The order set into motion the exclusion from certain areas, and the evacuation and mass incarceration of 120,000 persons of Japanese ancestry living on the West Coast, most of whom were U.S. citizens or legal permanent resident aliens. These Japanese Americans, half of whom were children, were incarcerated for up to 4 years, without due process of law or any factual basis, in bleak, remote camps surrounded by barbed wire and armed guards.
They were forced to evacuate their homes and leave their jobs; in some cases family members were separated and put into different camps. President Roosevelt himself called the 10 facilities “concentration camps.”
A 22-year-old welder in Oakland, Calif., named Fred Korematsu defied military orders to enter these concentration camps and was convicted for his resistance.
Fred took his challenge to the military orders to the United States Supreme Court, which, in 1944, upheld his conviction on the ground that the removal of Japanese Americans was justified by “military necessity.” That decision has been widely condemned as one of the darkest chapters in American legal history.
Forty years later, a team of young attorneys helped Fred file suit — the Korematsu coram nobis effort — to reopen his case on proof that the government, when arguing Korematsu’s case during World War II, had suppressed, altered, and destroyed material evidence that contradicted the government’s claim of military necessity.

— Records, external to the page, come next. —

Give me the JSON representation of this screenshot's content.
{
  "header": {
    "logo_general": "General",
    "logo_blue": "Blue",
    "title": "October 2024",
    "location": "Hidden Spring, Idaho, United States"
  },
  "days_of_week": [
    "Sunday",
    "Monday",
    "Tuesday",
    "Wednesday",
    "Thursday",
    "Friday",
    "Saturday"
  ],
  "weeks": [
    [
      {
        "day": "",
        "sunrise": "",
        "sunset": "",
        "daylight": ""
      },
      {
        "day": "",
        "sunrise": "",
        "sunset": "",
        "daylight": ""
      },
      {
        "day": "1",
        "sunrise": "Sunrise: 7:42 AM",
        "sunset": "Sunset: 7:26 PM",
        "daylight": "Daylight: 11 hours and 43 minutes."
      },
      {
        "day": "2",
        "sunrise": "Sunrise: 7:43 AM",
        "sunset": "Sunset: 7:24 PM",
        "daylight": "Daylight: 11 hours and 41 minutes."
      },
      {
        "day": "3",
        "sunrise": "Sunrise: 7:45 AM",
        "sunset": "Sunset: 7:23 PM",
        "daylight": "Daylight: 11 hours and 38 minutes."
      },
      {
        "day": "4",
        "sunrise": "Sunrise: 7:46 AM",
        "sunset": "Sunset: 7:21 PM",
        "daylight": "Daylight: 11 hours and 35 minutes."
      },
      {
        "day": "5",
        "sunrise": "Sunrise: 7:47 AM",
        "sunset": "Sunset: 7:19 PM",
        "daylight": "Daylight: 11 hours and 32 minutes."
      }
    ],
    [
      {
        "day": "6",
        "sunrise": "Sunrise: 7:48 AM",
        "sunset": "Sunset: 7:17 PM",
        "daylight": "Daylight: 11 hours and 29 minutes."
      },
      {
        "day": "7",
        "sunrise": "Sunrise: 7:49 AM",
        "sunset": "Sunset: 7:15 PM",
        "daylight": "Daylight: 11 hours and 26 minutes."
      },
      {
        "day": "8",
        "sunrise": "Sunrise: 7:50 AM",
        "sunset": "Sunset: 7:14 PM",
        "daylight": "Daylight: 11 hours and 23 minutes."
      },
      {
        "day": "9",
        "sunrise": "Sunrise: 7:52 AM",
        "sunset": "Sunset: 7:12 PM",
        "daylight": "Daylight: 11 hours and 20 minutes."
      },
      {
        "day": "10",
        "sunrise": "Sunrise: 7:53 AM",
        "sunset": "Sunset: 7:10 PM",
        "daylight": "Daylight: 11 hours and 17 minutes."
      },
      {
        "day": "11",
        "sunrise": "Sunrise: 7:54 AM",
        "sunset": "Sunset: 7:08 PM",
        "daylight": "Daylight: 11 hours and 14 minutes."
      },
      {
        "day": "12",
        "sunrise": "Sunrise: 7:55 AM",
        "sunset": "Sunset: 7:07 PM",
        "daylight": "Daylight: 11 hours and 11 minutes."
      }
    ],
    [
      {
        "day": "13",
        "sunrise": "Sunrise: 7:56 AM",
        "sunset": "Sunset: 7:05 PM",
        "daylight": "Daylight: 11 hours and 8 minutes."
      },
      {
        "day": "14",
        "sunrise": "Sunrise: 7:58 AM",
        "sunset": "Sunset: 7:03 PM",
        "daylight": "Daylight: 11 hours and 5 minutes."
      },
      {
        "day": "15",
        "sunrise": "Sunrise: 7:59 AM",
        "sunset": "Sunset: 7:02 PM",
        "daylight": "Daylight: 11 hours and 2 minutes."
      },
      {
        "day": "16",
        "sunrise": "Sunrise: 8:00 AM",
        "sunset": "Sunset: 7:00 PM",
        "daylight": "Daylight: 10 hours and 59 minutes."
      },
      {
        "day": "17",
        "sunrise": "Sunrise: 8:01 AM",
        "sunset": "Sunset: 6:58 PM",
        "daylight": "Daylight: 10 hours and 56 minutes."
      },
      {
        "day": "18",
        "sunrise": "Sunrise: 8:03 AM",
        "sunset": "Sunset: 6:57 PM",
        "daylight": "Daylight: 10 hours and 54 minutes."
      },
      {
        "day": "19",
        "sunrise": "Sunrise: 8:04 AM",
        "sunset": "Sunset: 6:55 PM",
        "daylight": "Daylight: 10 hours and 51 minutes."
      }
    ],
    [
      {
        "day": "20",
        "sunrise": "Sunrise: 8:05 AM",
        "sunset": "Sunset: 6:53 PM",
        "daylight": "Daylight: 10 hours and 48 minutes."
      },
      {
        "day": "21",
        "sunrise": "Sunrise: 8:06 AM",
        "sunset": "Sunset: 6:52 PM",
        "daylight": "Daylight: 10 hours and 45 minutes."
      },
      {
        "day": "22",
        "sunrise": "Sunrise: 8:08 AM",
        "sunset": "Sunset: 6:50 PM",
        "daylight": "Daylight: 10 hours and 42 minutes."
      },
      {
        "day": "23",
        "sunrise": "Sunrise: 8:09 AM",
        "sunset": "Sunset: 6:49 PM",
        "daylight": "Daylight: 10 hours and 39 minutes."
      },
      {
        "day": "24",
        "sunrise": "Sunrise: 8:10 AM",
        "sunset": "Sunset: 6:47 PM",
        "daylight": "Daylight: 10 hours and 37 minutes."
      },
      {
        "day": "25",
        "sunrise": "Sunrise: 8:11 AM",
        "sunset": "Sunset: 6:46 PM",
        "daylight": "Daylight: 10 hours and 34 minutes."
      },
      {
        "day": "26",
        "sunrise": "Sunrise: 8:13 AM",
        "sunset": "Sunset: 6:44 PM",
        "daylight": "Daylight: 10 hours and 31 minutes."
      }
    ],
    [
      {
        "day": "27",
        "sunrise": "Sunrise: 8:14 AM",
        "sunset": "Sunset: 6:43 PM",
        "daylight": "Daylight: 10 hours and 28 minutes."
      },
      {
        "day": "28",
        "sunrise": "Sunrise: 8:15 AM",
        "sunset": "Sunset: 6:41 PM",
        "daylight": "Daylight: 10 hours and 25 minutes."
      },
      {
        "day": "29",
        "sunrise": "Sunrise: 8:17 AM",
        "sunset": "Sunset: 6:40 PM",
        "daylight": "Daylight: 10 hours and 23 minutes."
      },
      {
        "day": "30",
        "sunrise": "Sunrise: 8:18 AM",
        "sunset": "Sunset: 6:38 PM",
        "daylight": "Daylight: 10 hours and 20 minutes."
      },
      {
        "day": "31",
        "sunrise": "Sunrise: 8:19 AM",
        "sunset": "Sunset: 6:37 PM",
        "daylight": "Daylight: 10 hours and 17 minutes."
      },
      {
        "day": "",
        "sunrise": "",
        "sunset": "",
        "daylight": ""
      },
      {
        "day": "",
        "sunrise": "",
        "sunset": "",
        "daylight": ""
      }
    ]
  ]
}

That team included Dale Minami, Don Tamaki, Lorraine Bannai, Dennis Hayashi, Karen Kai, Robert Rusky, Ed Chen, Leigh-Ann Miyasato, Peter Irons, Eric Yamamoto, Akira Togasaki and a new organization — the Asian Law Caucus.
In 1984, Judge Marilyn Hall Patel of the Federal District Court for the Northern District of California granted his petition and vacated his conviction.
We re-tell this story around this time every year because our country cannot repeat the tragedy of ignoring American civil rights and liberties by using national security as an excuse.
Join us at the 2009 “Bay Area Day of Remembrance” on Sunday, February 22, from 2 p.m. to 4 p.m. at the Sundance Kabuki Theater, 1881 Post St. (between Fillmore and Webster), with a reception at the Japanese Cultural and Community Center of Northern California, 1840 Sutter St. The program will include speakers, performances, candle lighting ceremony and an interfaith procession. The event is sponsored by the Bay Area DOR Consortium and funded in part by the San Francisco Japantown Foundation. Ticketed event and free reception. Contact 415-921-5007. Learn more at http://dayofremembrance.org.
And on April 30, join the Asian Law Caucus at our annual dinner to commemorate the 25th anniversary of the Korematsu coram nobis decision. Learn more here http://hapihour.org/alc.